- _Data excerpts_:
####################

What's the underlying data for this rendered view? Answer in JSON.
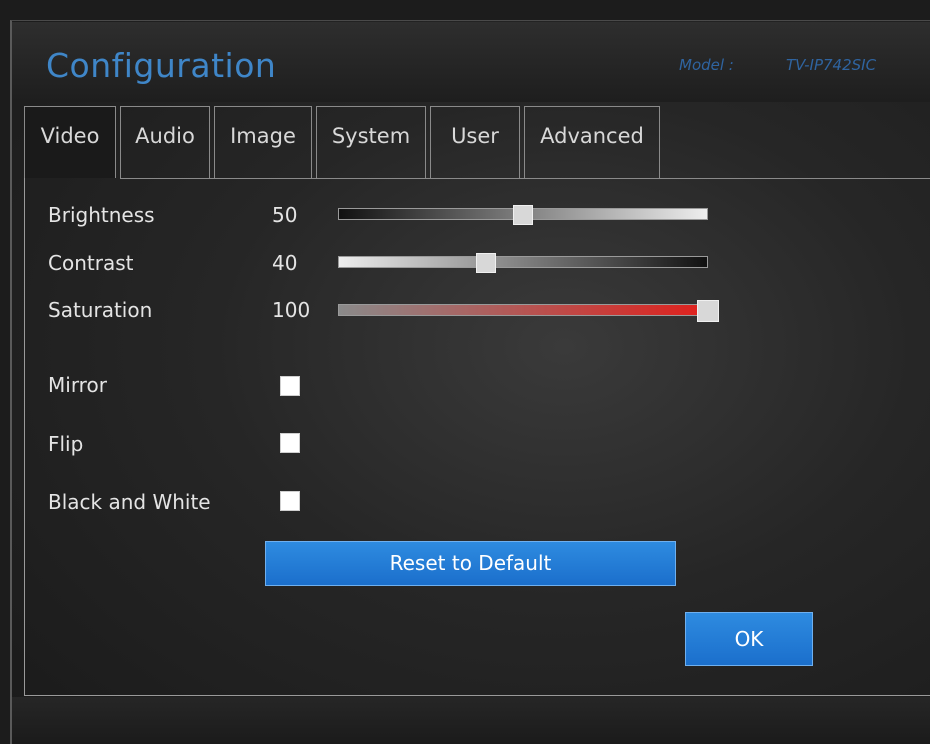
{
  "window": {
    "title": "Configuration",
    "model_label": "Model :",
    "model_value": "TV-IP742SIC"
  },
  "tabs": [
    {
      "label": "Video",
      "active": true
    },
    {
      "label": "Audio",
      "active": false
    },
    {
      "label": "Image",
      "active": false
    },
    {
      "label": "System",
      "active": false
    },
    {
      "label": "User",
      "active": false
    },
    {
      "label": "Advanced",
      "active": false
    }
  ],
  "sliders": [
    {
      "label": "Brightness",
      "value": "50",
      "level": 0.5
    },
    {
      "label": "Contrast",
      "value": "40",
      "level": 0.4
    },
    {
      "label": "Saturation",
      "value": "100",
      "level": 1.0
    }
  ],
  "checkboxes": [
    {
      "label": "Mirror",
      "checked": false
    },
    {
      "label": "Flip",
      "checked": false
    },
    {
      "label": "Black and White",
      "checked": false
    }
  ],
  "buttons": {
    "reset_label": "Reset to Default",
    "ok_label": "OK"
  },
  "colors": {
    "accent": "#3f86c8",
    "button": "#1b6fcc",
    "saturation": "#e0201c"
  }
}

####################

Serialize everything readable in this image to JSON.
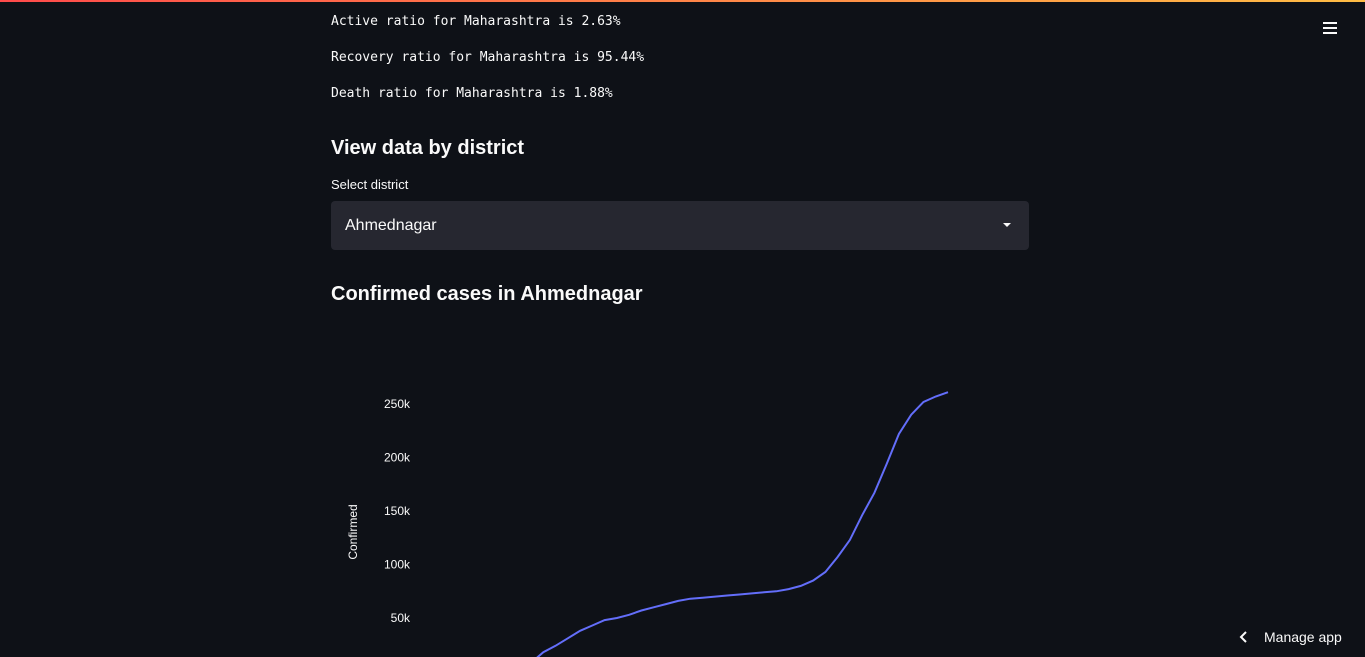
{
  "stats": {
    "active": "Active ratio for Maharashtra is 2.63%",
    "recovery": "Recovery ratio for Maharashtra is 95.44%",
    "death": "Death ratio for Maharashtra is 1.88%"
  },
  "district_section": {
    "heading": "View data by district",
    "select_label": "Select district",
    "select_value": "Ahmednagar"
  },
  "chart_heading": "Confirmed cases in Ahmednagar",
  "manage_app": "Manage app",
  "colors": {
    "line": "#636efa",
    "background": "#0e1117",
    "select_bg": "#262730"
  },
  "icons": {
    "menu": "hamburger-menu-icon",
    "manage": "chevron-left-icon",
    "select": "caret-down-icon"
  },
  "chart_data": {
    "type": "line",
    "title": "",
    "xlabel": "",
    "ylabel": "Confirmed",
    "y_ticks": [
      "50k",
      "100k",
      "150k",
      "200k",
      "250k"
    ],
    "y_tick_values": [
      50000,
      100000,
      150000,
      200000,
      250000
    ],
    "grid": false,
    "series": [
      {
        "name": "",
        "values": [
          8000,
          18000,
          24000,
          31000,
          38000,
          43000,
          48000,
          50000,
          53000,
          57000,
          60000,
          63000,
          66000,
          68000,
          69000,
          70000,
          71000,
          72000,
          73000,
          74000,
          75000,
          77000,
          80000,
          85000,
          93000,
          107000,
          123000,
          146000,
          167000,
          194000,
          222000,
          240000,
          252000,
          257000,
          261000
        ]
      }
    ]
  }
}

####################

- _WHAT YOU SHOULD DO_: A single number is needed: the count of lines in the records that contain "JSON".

- _THE COMPLETED TASK_: 2